RECORDED DATA:

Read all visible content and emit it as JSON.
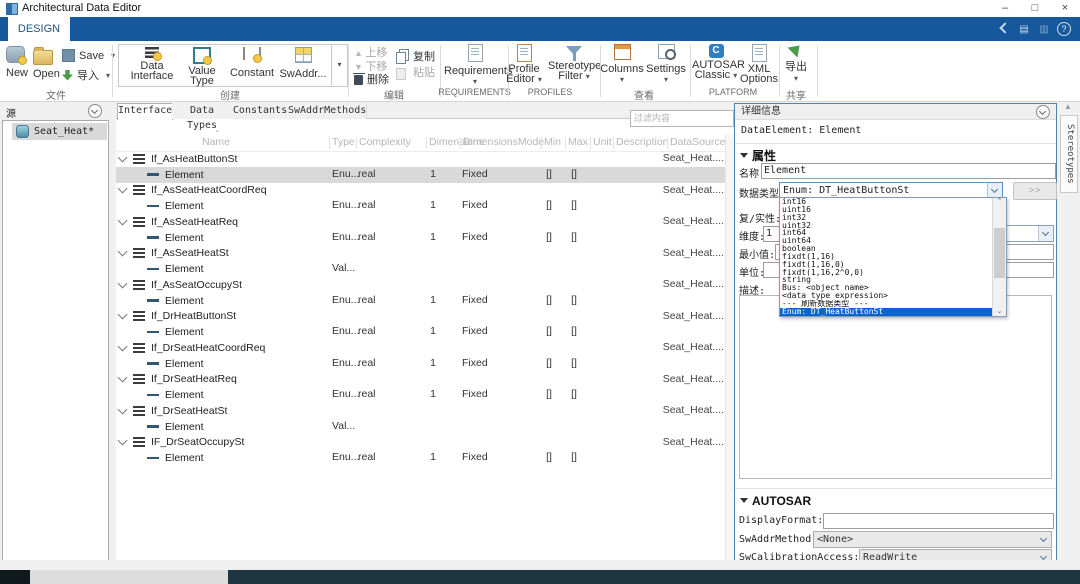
{
  "window": {
    "title": "Architectural Data Editor"
  },
  "ribbon": {
    "tab": "DESIGN",
    "file": {
      "label": "文件",
      "new": "New",
      "open": "Open",
      "save": "Save",
      "import": "导入"
    },
    "create": {
      "label": "创建",
      "data_interface_1": "Data",
      "data_interface_2": "Interface",
      "value_type_1": "Value",
      "value_type_2": "Type",
      "constant": "Constant",
      "swaddr": "SwAddr..."
    },
    "edit": {
      "label": "编辑",
      "move_up": "上移",
      "move_down": "下移",
      "delete": "删除",
      "copy": "复制",
      "paste": "粘贴"
    },
    "requirements": {
      "label": "REQUIREMENTS",
      "button": "Requirements"
    },
    "profiles": {
      "label": "PROFILES",
      "profile_editor_1": "Profile",
      "profile_editor_2": "Editor",
      "stereotype_filter_1": "Stereotype",
      "stereotype_filter_2": "Filter"
    },
    "view": {
      "label": "查看",
      "columns": "Columns",
      "settings": "Settings"
    },
    "platform": {
      "label": "PLATFORM",
      "autosar_1": "AUTOSAR",
      "autosar_2": "Classic",
      "xml_1": "XML",
      "xml_2": "Options"
    },
    "share": {
      "label": "共享",
      "export": "导出"
    }
  },
  "source_panel": {
    "header": "源",
    "item": "Seat_Heat*"
  },
  "main": {
    "tabs": [
      "Interfaces",
      "Data Types",
      "Constants",
      "SwAddrMethods"
    ],
    "filter_placeholder": "过滤内容",
    "table": {
      "columns": [
        "Name",
        "Type",
        "Complexity",
        "Dimensions",
        "DimensionsMode",
        "Min",
        "Max",
        "Unit",
        "Description",
        "DataSource"
      ],
      "rows": [
        {
          "kind": "group",
          "name": "If_AsHeatButtonSt",
          "datasource": "Seat_Heat...."
        },
        {
          "kind": "element",
          "name": "Element",
          "type": "Enu...",
          "complexity": "real",
          "dimensions": "1",
          "mode": "Fixed",
          "min": "[]",
          "max": "[]",
          "selected": true
        },
        {
          "kind": "group",
          "name": "If_AsSeatHeatCoordReq",
          "datasource": "Seat_Heat...."
        },
        {
          "kind": "element",
          "name": "Element",
          "type": "Enu...",
          "complexity": "real",
          "dimensions": "1",
          "mode": "Fixed",
          "min": "[]",
          "max": "[]"
        },
        {
          "kind": "group",
          "name": "If_AsSeatHeatReq",
          "datasource": "Seat_Heat...."
        },
        {
          "kind": "element",
          "name": "Element",
          "type": "Enu...",
          "complexity": "real",
          "dimensions": "1",
          "mode": "Fixed",
          "min": "[]",
          "max": "[]"
        },
        {
          "kind": "group",
          "name": "If_AsSeatHeatSt",
          "datasource": "Seat_Heat...."
        },
        {
          "kind": "element",
          "name": "Element",
          "type": "Val..."
        },
        {
          "kind": "group",
          "name": "If_AsSeatOccupySt",
          "datasource": "Seat_Heat...."
        },
        {
          "kind": "element",
          "name": "Element",
          "type": "Enu...",
          "complexity": "real",
          "dimensions": "1",
          "mode": "Fixed",
          "min": "[]",
          "max": "[]"
        },
        {
          "kind": "group",
          "name": "If_DrHeatButtonSt",
          "datasource": "Seat_Heat...."
        },
        {
          "kind": "element",
          "name": "Element",
          "type": "Enu...",
          "complexity": "real",
          "dimensions": "1",
          "mode": "Fixed",
          "min": "[]",
          "max": "[]"
        },
        {
          "kind": "group",
          "name": "If_DrSeatHeatCoordReq",
          "datasource": "Seat_Heat...."
        },
        {
          "kind": "element",
          "name": "Element",
          "type": "Enu...",
          "complexity": "real",
          "dimensions": "1",
          "mode": "Fixed",
          "min": "[]",
          "max": "[]"
        },
        {
          "kind": "group",
          "name": "If_DrSeatHeatReq",
          "datasource": "Seat_Heat...."
        },
        {
          "kind": "element",
          "name": "Element",
          "type": "Enu...",
          "complexity": "real",
          "dimensions": "1",
          "mode": "Fixed",
          "min": "[]",
          "max": "[]"
        },
        {
          "kind": "group",
          "name": "If_DrSeatHeatSt",
          "datasource": "Seat_Heat...."
        },
        {
          "kind": "element",
          "name": "Element",
          "type": "Val..."
        },
        {
          "kind": "group",
          "name": "IF_DrSeatOccupySt",
          "datasource": "Seat_Heat...."
        },
        {
          "kind": "element",
          "name": "Element",
          "type": "Enu...",
          "complexity": "real",
          "dimensions": "1",
          "mode": "Fixed",
          "min": "[]",
          "max": "[]"
        }
      ]
    }
  },
  "details": {
    "header": "详细信息",
    "subject": "DataElement: Element",
    "properties_section": "属性",
    "name_label": "名称:",
    "name_value": "Element",
    "datatype_label": "数据类型:",
    "datatype_value": "Enum: DT_HeatButtonSt",
    "more_button": ">>",
    "complexity_label": "复/实性:",
    "dimensions_label": "维度:",
    "dimensions_value": "1",
    "min_label": "最小值:",
    "min_value": "[]",
    "unit_label": "单位:",
    "description_label": "描述:",
    "autosar_section": "AUTOSAR",
    "display_format_label": "DisplayFormat:",
    "swaddrmethod_label": "SwAddrMethod:",
    "swaddrmethod_value": "<None>",
    "swcal_label": "SwCalibrationAccess:",
    "swcal_value": "ReadWrite",
    "datatype_dropdown": {
      "items": [
        "int16",
        "uint16",
        "int32",
        "uint32",
        "int64",
        "uint64",
        "boolean",
        "fixdt(1,16)",
        "fixdt(1,16,0)",
        "fixdt(1,16,2^0,0)",
        "string",
        "Bus: <object name>",
        "<data type expression>",
        "--- 刷新数据类型 ---",
        "Enum: DT_HeatButtonSt"
      ],
      "selected_index": 14
    }
  },
  "right_strip": {
    "tab": "Stereotypes"
  }
}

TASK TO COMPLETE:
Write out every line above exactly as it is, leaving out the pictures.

TASK RESPONSE:
Read all visible content and emit it as JSON.
{
  "window": {
    "title": "Architectural Data Editor"
  },
  "ribbon": {
    "tab": "DESIGN",
    "file": {
      "label": "文件",
      "new": "New",
      "open": "Open",
      "save": "Save",
      "import": "导入"
    },
    "create": {
      "label": "创建",
      "data_interface_1": "Data",
      "data_interface_2": "Interface",
      "value_type_1": "Value",
      "value_type_2": "Type",
      "constant": "Constant",
      "swaddr": "SwAddr..."
    },
    "edit": {
      "label": "编辑",
      "move_up": "上移",
      "move_down": "下移",
      "delete": "删除",
      "copy": "复制",
      "paste": "粘贴"
    },
    "requirements": {
      "label": "REQUIREMENTS",
      "button": "Requirements"
    },
    "profiles": {
      "label": "PROFILES",
      "profile_editor_1": "Profile",
      "profile_editor_2": "Editor",
      "stereotype_filter_1": "Stereotype",
      "stereotype_filter_2": "Filter"
    },
    "view": {
      "label": "查看",
      "columns": "Columns",
      "settings": "Settings"
    },
    "platform": {
      "label": "PLATFORM",
      "autosar_1": "AUTOSAR",
      "autosar_2": "Classic",
      "xml_1": "XML",
      "xml_2": "Options"
    },
    "share": {
      "label": "共享",
      "export": "导出"
    }
  },
  "source_panel": {
    "header": "源",
    "item": "Seat_Heat*"
  },
  "main": {
    "tabs": [
      "Interfaces",
      "Data Types",
      "Constants",
      "SwAddrMethods"
    ],
    "filter_placeholder": "过滤内容",
    "table": {
      "columns": [
        "Name",
        "Type",
        "Complexity",
        "Dimensions",
        "DimensionsMode",
        "Min",
        "Max",
        "Unit",
        "Description",
        "DataSource"
      ],
      "rows": [
        {
          "kind": "group",
          "name": "If_AsHeatButtonSt",
          "datasource": "Seat_Heat...."
        },
        {
          "kind": "element",
          "name": "Element",
          "type": "Enu...",
          "complexity": "real",
          "dimensions": "1",
          "mode": "Fixed",
          "min": "[]",
          "max": "[]",
          "selected": true
        },
        {
          "kind": "group",
          "name": "If_AsSeatHeatCoordReq",
          "datasource": "Seat_Heat...."
        },
        {
          "kind": "element",
          "name": "Element",
          "type": "Enu...",
          "complexity": "real",
          "dimensions": "1",
          "mode": "Fixed",
          "min": "[]",
          "max": "[]"
        },
        {
          "kind": "group",
          "name": "If_AsSeatHeatReq",
          "datasource": "Seat_Heat...."
        },
        {
          "kind": "element",
          "name": "Element",
          "type": "Enu...",
          "complexity": "real",
          "dimensions": "1",
          "mode": "Fixed",
          "min": "[]",
          "max": "[]"
        },
        {
          "kind": "group",
          "name": "If_AsSeatHeatSt",
          "datasource": "Seat_Heat...."
        },
        {
          "kind": "element",
          "name": "Element",
          "type": "Val..."
        },
        {
          "kind": "group",
          "name": "If_AsSeatOccupySt",
          "datasource": "Seat_Heat...."
        },
        {
          "kind": "element",
          "name": "Element",
          "type": "Enu...",
          "complexity": "real",
          "dimensions": "1",
          "mode": "Fixed",
          "min": "[]",
          "max": "[]"
        },
        {
          "kind": "group",
          "name": "If_DrHeatButtonSt",
          "datasource": "Seat_Heat...."
        },
        {
          "kind": "element",
          "name": "Element",
          "type": "Enu...",
          "complexity": "real",
          "dimensions": "1",
          "mode": "Fixed",
          "min": "[]",
          "max": "[]"
        },
        {
          "kind": "group",
          "name": "If_DrSeatHeatCoordReq",
          "datasource": "Seat_Heat...."
        },
        {
          "kind": "element",
          "name": "Element",
          "type": "Enu...",
          "complexity": "real",
          "dimensions": "1",
          "mode": "Fixed",
          "min": "[]",
          "max": "[]"
        },
        {
          "kind": "group",
          "name": "If_DrSeatHeatReq",
          "datasource": "Seat_Heat...."
        },
        {
          "kind": "element",
          "name": "Element",
          "type": "Enu...",
          "complexity": "real",
          "dimensions": "1",
          "mode": "Fixed",
          "min": "[]",
          "max": "[]"
        },
        {
          "kind": "group",
          "name": "If_DrSeatHeatSt",
          "datasource": "Seat_Heat...."
        },
        {
          "kind": "element",
          "name": "Element",
          "type": "Val..."
        },
        {
          "kind": "group",
          "name": "IF_DrSeatOccupySt",
          "datasource": "Seat_Heat...."
        },
        {
          "kind": "element",
          "name": "Element",
          "type": "Enu...",
          "complexity": "real",
          "dimensions": "1",
          "mode": "Fixed",
          "min": "[]",
          "max": "[]"
        }
      ]
    }
  },
  "details": {
    "header": "详细信息",
    "subject": "DataElement: Element",
    "properties_section": "属性",
    "name_label": "名称:",
    "name_value": "Element",
    "datatype_label": "数据类型:",
    "datatype_value": "Enum: DT_HeatButtonSt",
    "more_button": ">>",
    "complexity_label": "复/实性:",
    "dimensions_label": "维度:",
    "dimensions_value": "1",
    "min_label": "最小值:",
    "min_value": "[]",
    "unit_label": "单位:",
    "description_label": "描述:",
    "autosar_section": "AUTOSAR",
    "display_format_label": "DisplayFormat:",
    "swaddrmethod_label": "SwAddrMethod:",
    "swaddrmethod_value": "<None>",
    "swcal_label": "SwCalibrationAccess:",
    "swcal_value": "ReadWrite",
    "datatype_dropdown": {
      "items": [
        "int16",
        "uint16",
        "int32",
        "uint32",
        "int64",
        "uint64",
        "boolean",
        "fixdt(1,16)",
        "fixdt(1,16,0)",
        "fixdt(1,16,2^0,0)",
        "string",
        "Bus: <object name>",
        "<data type expression>",
        "--- 刷新数据类型 ---",
        "Enum: DT_HeatButtonSt"
      ],
      "selected_index": 14
    }
  },
  "right_strip": {
    "tab": "Stereotypes"
  }
}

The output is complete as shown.